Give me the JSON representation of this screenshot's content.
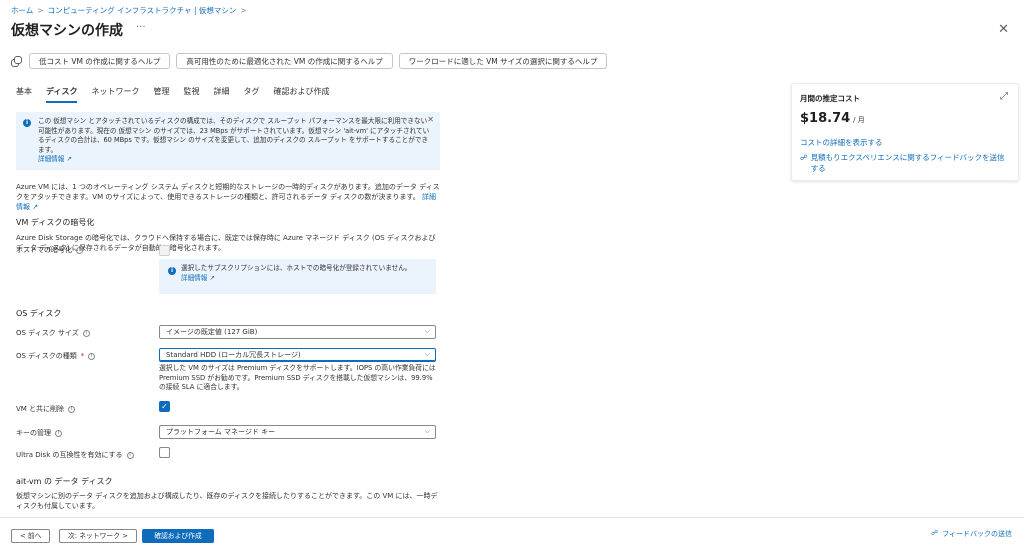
{
  "breadcrumb": {
    "items": [
      "ホーム",
      "コンピューティング インフラストラクチャ | 仮想マシン"
    ],
    "separator": ">"
  },
  "page": {
    "title": "仮想マシンの作成",
    "more": "···",
    "close": "✕"
  },
  "help_buttons": [
    "低コスト VM の作成に関するヘルプ",
    "高可用性のために最適化された VM の作成に関するヘルプ",
    "ワークロードに適した VM サイズの選択に関するヘルプ"
  ],
  "tabs": [
    {
      "label": "基本",
      "active": false
    },
    {
      "label": "ディスク",
      "active": true
    },
    {
      "label": "ネットワーク",
      "active": false
    },
    {
      "label": "管理",
      "active": false
    },
    {
      "label": "監視",
      "active": false
    },
    {
      "label": "詳細",
      "active": false
    },
    {
      "label": "タグ",
      "active": false
    },
    {
      "label": "確認および作成",
      "active": false
    }
  ],
  "info_banner": {
    "text": "この 仮想マシン とアタッチされているディスクの構成では、そのディスクで スループット パフォーマンスを最大限に利用できない可能性があります。現在の 仮想マシン のサイズでは、23 MBps がサポートされています。仮想マシン 'ait-vm' にアタッチされているディスクの合計は、60 MBps です。仮想マシン のサイズを変更して、追加のディスクの スループット をサポートすることができます。",
    "link": "詳細情報 ↗",
    "close": "✕"
  },
  "intro": {
    "text": "Azure VM には、1 つのオペレーティング システム ディスクと短期的なストレージの一時的ディスクがあります。追加のデータ ディスクをアタッチできます。VM のサイズによって、使用できるストレージの種類と、許可されるデータ ディスクの数が決まります。",
    "link": "詳細情報 ↗"
  },
  "encryption": {
    "heading": "VM ディスクの暗号化",
    "text": "Azure Disk Storage の暗号化では、クラウドへ保持する場合に、既定では保存時に Azure マネージド ディスク (OS ディスクおよびデータ ディスク) に保存されるデータが自動的に暗号化されます。",
    "host_label": "ホストでの暗号化",
    "host_info": "選択したサブスクリプションには、ホストでの暗号化が登録されていません。",
    "host_info_link": "詳細情報 ↗"
  },
  "os_disk": {
    "heading": "OS ディスク",
    "size_label": "OS ディスク サイズ",
    "size_value": "イメージの既定値 (127 GiB)",
    "type_label": "OS ディスクの種類",
    "required_mark": "*",
    "type_value": "Standard HDD (ローカル冗長ストレージ)",
    "type_help": "選択した VM のサイズは Premium ディスクをサポートします。IOPS の高い作業負荷には Premium SSD がお勧めです。Premium SSD ディスクを搭載した仮想マシンは、99.9% の接続 SLA に適合します。",
    "delete_label": "VM と共に削除",
    "key_label": "キーの管理",
    "key_value": "プラットフォーム マネージド キー",
    "ultra_label": "Ultra Disk の互換性を有効にする"
  },
  "data_disks": {
    "heading": "ait-vm の データ ディスク",
    "text": "仮想マシンに別のデータ ディスクを追加および構成したり、既存のディスクを接続したりすることができます。この VM には、一時ディスクも付属しています。"
  },
  "cost": {
    "title": "月間の推定コスト",
    "amount": "$18.74",
    "per": "/ 月",
    "details_link": "コストの詳細を表示する",
    "feedback_link": "見積もりエクスペリエンスに関するフィードバックを送信する",
    "expand": "⤢"
  },
  "footer": {
    "prev": "< 前へ",
    "next": "次: ネットワーク >",
    "review": "確認および作成",
    "feedback": "フィードバックの送信"
  },
  "colors": {
    "accent": "#0f6cbd",
    "info_bg": "#ebf3fc"
  }
}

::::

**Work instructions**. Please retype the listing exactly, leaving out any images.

**Answer space**.
Give me the JSON representation of this screenshot's content.
{
  "breadcrumb": {
    "items": [
      "ホーム",
      "コンピューティング インフラストラクチャ | 仮想マシン"
    ],
    "separator": ">"
  },
  "page": {
    "title": "仮想マシンの作成",
    "more": "···",
    "close": "✕"
  },
  "help_buttons": [
    "低コスト VM の作成に関するヘルプ",
    "高可用性のために最適化された VM の作成に関するヘルプ",
    "ワークロードに適した VM サイズの選択に関するヘルプ"
  ],
  "tabs": [
    {
      "label": "基本",
      "active": false
    },
    {
      "label": "ディスク",
      "active": true
    },
    {
      "label": "ネットワーク",
      "active": false
    },
    {
      "label": "管理",
      "active": false
    },
    {
      "label": "監視",
      "active": false
    },
    {
      "label": "詳細",
      "active": false
    },
    {
      "label": "タグ",
      "active": false
    },
    {
      "label": "確認および作成",
      "active": false
    }
  ],
  "info_banner": {
    "text": "この 仮想マシン とアタッチされているディスクの構成では、そのディスクで スループット パフォーマンスを最大限に利用できない可能性があります。現在の 仮想マシン のサイズでは、23 MBps がサポートされています。仮想マシン 'ait-vm' にアタッチされているディスクの合計は、60 MBps です。仮想マシン のサイズを変更して、追加のディスクの スループット をサポートすることができます。",
    "link": "詳細情報 ↗",
    "close": "✕"
  },
  "intro": {
    "text": "Azure VM には、1 つのオペレーティング システム ディスクと短期的なストレージの一時的ディスクがあります。追加のデータ ディスクをアタッチできます。VM のサイズによって、使用できるストレージの種類と、許可されるデータ ディスクの数が決まります。",
    "link": "詳細情報 ↗"
  },
  "encryption": {
    "heading": "VM ディスクの暗号化",
    "text": "Azure Disk Storage の暗号化では、クラウドへ保持する場合に、既定では保存時に Azure マネージド ディスク (OS ディスクおよびデータ ディスク) に保存されるデータが自動的に暗号化されます。",
    "host_label": "ホストでの暗号化",
    "host_info": "選択したサブスクリプションには、ホストでの暗号化が登録されていません。",
    "host_info_link": "詳細情報 ↗"
  },
  "os_disk": {
    "heading": "OS ディスク",
    "size_label": "OS ディスク サイズ",
    "size_value": "イメージの既定値 (127 GiB)",
    "type_label": "OS ディスクの種類",
    "required_mark": "*",
    "type_value": "Standard HDD (ローカル冗長ストレージ)",
    "type_help": "選択した VM のサイズは Premium ディスクをサポートします。IOPS の高い作業負荷には Premium SSD がお勧めです。Premium SSD ディスクを搭載した仮想マシンは、99.9% の接続 SLA に適合します。",
    "delete_label": "VM と共に削除",
    "key_label": "キーの管理",
    "key_value": "プラットフォーム マネージド キー",
    "ultra_label": "Ultra Disk の互換性を有効にする"
  },
  "data_disks": {
    "heading": "ait-vm の データ ディスク",
    "text": "仮想マシンに別のデータ ディスクを追加および構成したり、既存のディスクを接続したりすることができます。この VM には、一時ディスクも付属しています。"
  },
  "cost": {
    "title": "月間の推定コスト",
    "amount": "$18.74",
    "per": "/ 月",
    "details_link": "コストの詳細を表示する",
    "feedback_link": "見積もりエクスペリエンスに関するフィードバックを送信する",
    "expand": "⤢"
  },
  "footer": {
    "prev": "< 前へ",
    "next": "次: ネットワーク >",
    "review": "確認および作成",
    "feedback": "フィードバックの送信"
  },
  "colors": {
    "accent": "#0f6cbd",
    "info_bg": "#ebf3fc"
  }
}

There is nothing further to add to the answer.